Visual Studio 2022 is now in preview, built for 64-bit PCs

Visual Studio 2022 is now in preview, built for 64-bit PCs

Microsoft has released the first preview of Visual Studio 2022, the next major update to its developer IDE. Microsoft first announced Visual Studio 2022 back in April, and the big news is that it’s now a 64-bit app. It won’t be limited to using 4GB of RAM on the main process, so it will be able to handle more complex workloads more reliably.

In fact, 64-bit support pretty much the focal point of this first preview release, though Microsoft says it plans to add more features in future previews. Right now, it’s just looking for help with identifying any issues in the new 64-bit version. The transition to 64-bit is significant, so there’s a lot of things that may need fine-tuning.

According to the release notes, though, there are a few more things that are new in this release. Visual Studio 2022 ships with the .NET 6 SDK, which is also in preview. It also includes basic support for .NET MAUI (multi-platform app UI) projects. Other changes include making the new Git experience introduced in Visual Studio 2019 the only option for version control.

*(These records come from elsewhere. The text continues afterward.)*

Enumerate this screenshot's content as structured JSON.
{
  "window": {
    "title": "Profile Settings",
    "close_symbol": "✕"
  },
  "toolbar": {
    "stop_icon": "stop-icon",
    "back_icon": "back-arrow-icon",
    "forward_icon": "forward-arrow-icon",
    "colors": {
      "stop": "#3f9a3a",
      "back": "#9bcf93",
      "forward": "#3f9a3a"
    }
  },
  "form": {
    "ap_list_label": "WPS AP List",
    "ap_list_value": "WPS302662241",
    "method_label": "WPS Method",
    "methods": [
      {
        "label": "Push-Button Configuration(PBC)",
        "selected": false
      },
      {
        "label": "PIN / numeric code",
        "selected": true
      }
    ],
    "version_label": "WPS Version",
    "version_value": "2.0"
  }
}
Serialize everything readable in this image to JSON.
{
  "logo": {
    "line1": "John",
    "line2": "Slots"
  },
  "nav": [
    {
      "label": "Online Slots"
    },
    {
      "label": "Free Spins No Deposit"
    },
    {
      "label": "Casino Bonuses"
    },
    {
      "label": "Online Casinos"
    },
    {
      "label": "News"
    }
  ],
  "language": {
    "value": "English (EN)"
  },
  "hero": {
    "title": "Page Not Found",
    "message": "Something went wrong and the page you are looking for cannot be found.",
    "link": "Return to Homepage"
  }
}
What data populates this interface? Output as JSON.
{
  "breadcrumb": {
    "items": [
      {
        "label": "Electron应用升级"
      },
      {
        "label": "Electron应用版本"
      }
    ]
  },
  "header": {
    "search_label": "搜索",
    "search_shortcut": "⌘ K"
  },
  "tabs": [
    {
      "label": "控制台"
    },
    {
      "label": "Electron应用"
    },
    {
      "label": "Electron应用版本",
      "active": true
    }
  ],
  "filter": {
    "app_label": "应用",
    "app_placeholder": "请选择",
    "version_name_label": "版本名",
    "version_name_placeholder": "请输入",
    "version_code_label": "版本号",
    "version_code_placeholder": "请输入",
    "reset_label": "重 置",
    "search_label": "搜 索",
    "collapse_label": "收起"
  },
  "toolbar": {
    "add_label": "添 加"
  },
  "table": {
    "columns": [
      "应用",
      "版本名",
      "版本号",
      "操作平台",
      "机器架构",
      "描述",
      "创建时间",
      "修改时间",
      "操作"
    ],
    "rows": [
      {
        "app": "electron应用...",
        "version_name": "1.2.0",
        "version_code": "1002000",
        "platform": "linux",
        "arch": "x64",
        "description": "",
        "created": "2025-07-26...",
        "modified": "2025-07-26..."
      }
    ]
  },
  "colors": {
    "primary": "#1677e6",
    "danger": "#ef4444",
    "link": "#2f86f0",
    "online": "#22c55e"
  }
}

One thing that’s worth noting in this release is the Visual Studio 2022 won’t work with extensions for Visual Studio 2019, thanks to some breaking changes in the SDK. However, you can install this alongside Visual Studio 2019 and use both side-by-side. Microsoft also warns that some Visual Studio tools aren’t available yet in this release since they still need to be moved to 64-bit. These include Web Live Preview, DotFuscator, and IntelliCode find and replace by example.

As to what else is expected to arrive with Visual Studio 2022, there’s quite a bit. Microsoft has promised new, more accessible icons across the interface, as well as improved themes and new personalization features. It will also include the Cascadia Code font that’s optimized for readability. On the more technical side, we can expect better debugging performance, improved IntelliCode predictions, and new tools for real-time and synchronous collaboration. These include integrated text chat in Live Share and improved GitHub and Git support. Microsoft has also said it wants to refresh Visual Studio for macOS to make it fit with the native UI and make language consistent with the Windows version.

Visual Studio 2022 should be generally available later this year. If you’re more interested in what Microsoft has in store for consumers, Windows 11 is also coming this year. We’ve already had a look at a leaked build, but an official announcement is coming on June 24.

About author

João Carrasqueira
João Carrasqueira

Writer at XDA Computing. I've been covering the world of technology since 2018, but I've loved the field for a lot longer. And I have a weird affinity for Nintendo videogames, which I'm always happy to talk about.